make running all that more enjoyable.

- As something you're going to see popping into

our plan each week is a long run,

and we really do try recommending to fit in at

least one if not two longer runs per week.

This is just a great way of building up that muscular

and cardiovascular endurance ready for your 10K.

- Well, on that note let's run you

through a tried and tested training plan.

Now this plan is designed for beginners

simply looking to complete 10 kilometers comfortably.

That said, by following this plan

and building things up gradually

you may end about to be surprising yourself

with how well and how comfortably you

complete 10 kilometers by the end.

- Yes, so we have put together an eight-week

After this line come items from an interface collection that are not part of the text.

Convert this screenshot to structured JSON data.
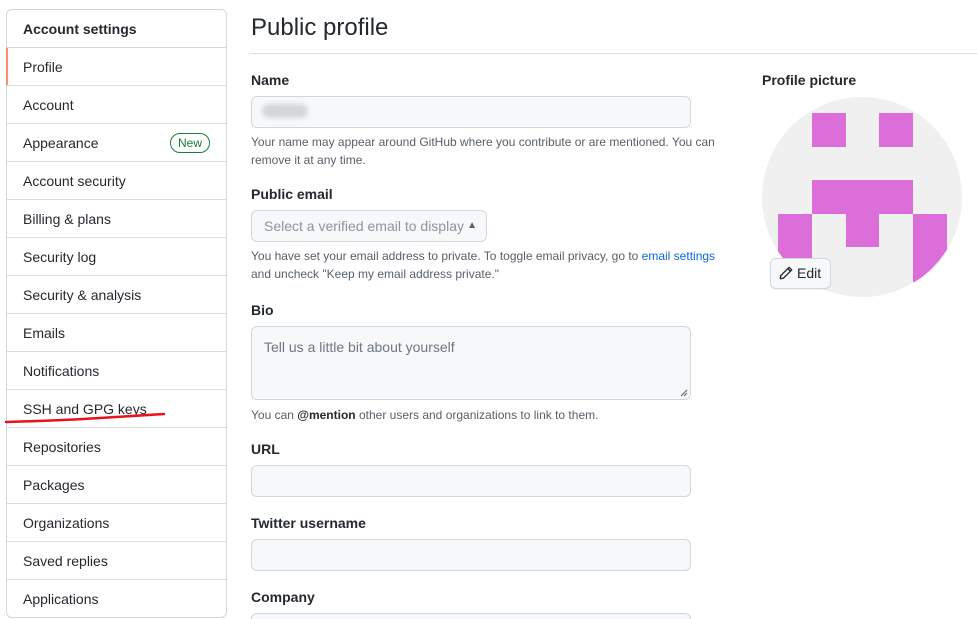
{
  "sidebar": {
    "heading": "Account settings",
    "items": [
      {
        "label": "Profile",
        "selected": true
      },
      {
        "label": "Account"
      },
      {
        "label": "Appearance",
        "badge": "New"
      },
      {
        "label": "Account security"
      },
      {
        "label": "Billing & plans"
      },
      {
        "label": "Security log"
      },
      {
        "label": "Security & analysis"
      },
      {
        "label": "Emails"
      },
      {
        "label": "Notifications"
      },
      {
        "label": "SSH and GPG keys",
        "annotated": true
      },
      {
        "label": "Repositories"
      },
      {
        "label": "Packages"
      },
      {
        "label": "Organizations"
      },
      {
        "label": "Saved replies"
      },
      {
        "label": "Applications"
      }
    ]
  },
  "main": {
    "title": "Public profile",
    "name": {
      "label": "Name",
      "note": "Your name may appear around GitHub where you contribute or are mentioned. You can remove it at any time."
    },
    "public_email": {
      "label": "Public email",
      "placeholder": "Select a verified email to display",
      "note_before": "You have set your email address to private. To toggle email privacy, go to ",
      "note_link": "email settings",
      "note_after": " and uncheck \"Keep my email address private.\""
    },
    "bio": {
      "label": "Bio",
      "placeholder": "Tell us a little bit about yourself",
      "note_before": "You can ",
      "note_mention": "@mention",
      "note_after": " other users and organizations to link to them."
    },
    "url": {
      "label": "URL"
    },
    "twitter": {
      "label": "Twitter username"
    },
    "company": {
      "label": "Company"
    }
  },
  "profile_picture": {
    "label": "Profile picture",
    "edit_label": "Edit",
    "identicon_color": "#db6ed9"
  },
  "colors": {
    "selected_accent": "#fd8c73",
    "new_badge": "#1a7f37",
    "link": "#0969da",
    "annotation_underline": "#e8121a"
  }
}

training plan with three sessions per

week which we've scheduled for Tuesdays,

Thursdays, and Sundays,

leaving Mondays, Wednesdays, Fridays and Saturdays

as your rest days.

Of course you can reject that session structure

to fit whatever schedule you have,

but do be sure to leave enough time for recovery so that

you can be ready for those runs.

And in fact, you're going to be able to download a

link to a PDF of this training plan

which is down there in a link in

description below this video just now.

So in week one our first session on Tuesday

is a simple 30 minute easy run,

but feel free to jog walk throughout this

if you like.

Keep it to a nice conversational pace if possible.

On Thursday another 30 minute easy run at a similar pace

and then we'll finish the week with a longer

target distance run on the Sunday.

This week we'll start with just the three

kilometers, still at an easy pace and try

to keep running throughout the whole distance.

Week two will also consist of a

30-minute easy run on both Tuesday and Thursday,

but this week we'll bump the Sunday run up slightly

to five kilometers.

Week three starts with another 30-minute easy run on Tuesday

but on Thursday we will introduce an interval session.

This is just 20 minutes in total,

consisting of a six-minute easy run to warm up,

then into eight minutes continuous,

has 20 seconds hard running,

followed by 40 seconds easy running,

and then six minutes easy running to warm down.

And then rounding out the week with another 5K easy run

on the Sunday.

Week four an easy 40-minute run on Tuesday,

30 min easy run on Thursday

and then a six kilometer easy run on Sunday.

Week five an easy 40-minute run on Tuesday,

and a 30-minute interval run on Thursday.

This time to a 10 minute warm-up.

Five lots of one-minute hard followed by one minute easy

and then finishing with a 10 minute warm down.

Then we're going to up the Sunday long run

to seven kilometers, nice and easy.

Week six, an easy 30-minute run on Tuesday,

a 40-minute easy run on Thursday

and then a longer eight kilometer run on Sunday.

And then for week seven we have a 40 minute

easy run on Tuesday

and then a 40-minute interval run on Thursday.

Now for this interval run we want to start

with a 10 minute warm-up and then into a

continuous eight minutes as 20 seconds hard,

followed by 40 seconds easy.

Job for four minutes after that eight minutes

and then try to repeat that same eight

minute block again,

but don't worry for the pace falls off a little,

just try to keep the effort there and then warm down

for 10 minutes nice and easy.

Then to finish the week with a slightly shorter

long run as we are just a week away from 10K,

this week we're just going to do

a six kilometer run on the Sunday.

And then into week eight,

which is race week, we have a 30-minute easy run on Tuesday,

20 minute easy run on Thursday

and then it's time for the big dance.

The weekend.

- So there it is, that is your training plan

for stepping up from 5K to 10K

and don't forget there is a link

to the PDF for this plan in the description below,

so we'd suggest that you print that out and stick it up

somewhere at home where you can see it every day.

- Yeah, best of luck to you,

and don't forget you can like this video

and subscribe to the channel if you don't do so already,

do that by just clicking on the globe on screen right now,

but if you've been watching this

and in actual fact need to focus on actually running

a 5K first, well we do have a video

for 5K for your first time,

watch that by clicking just down here.

- And if you want to see a video about how to choose a

running shoe you can find that here.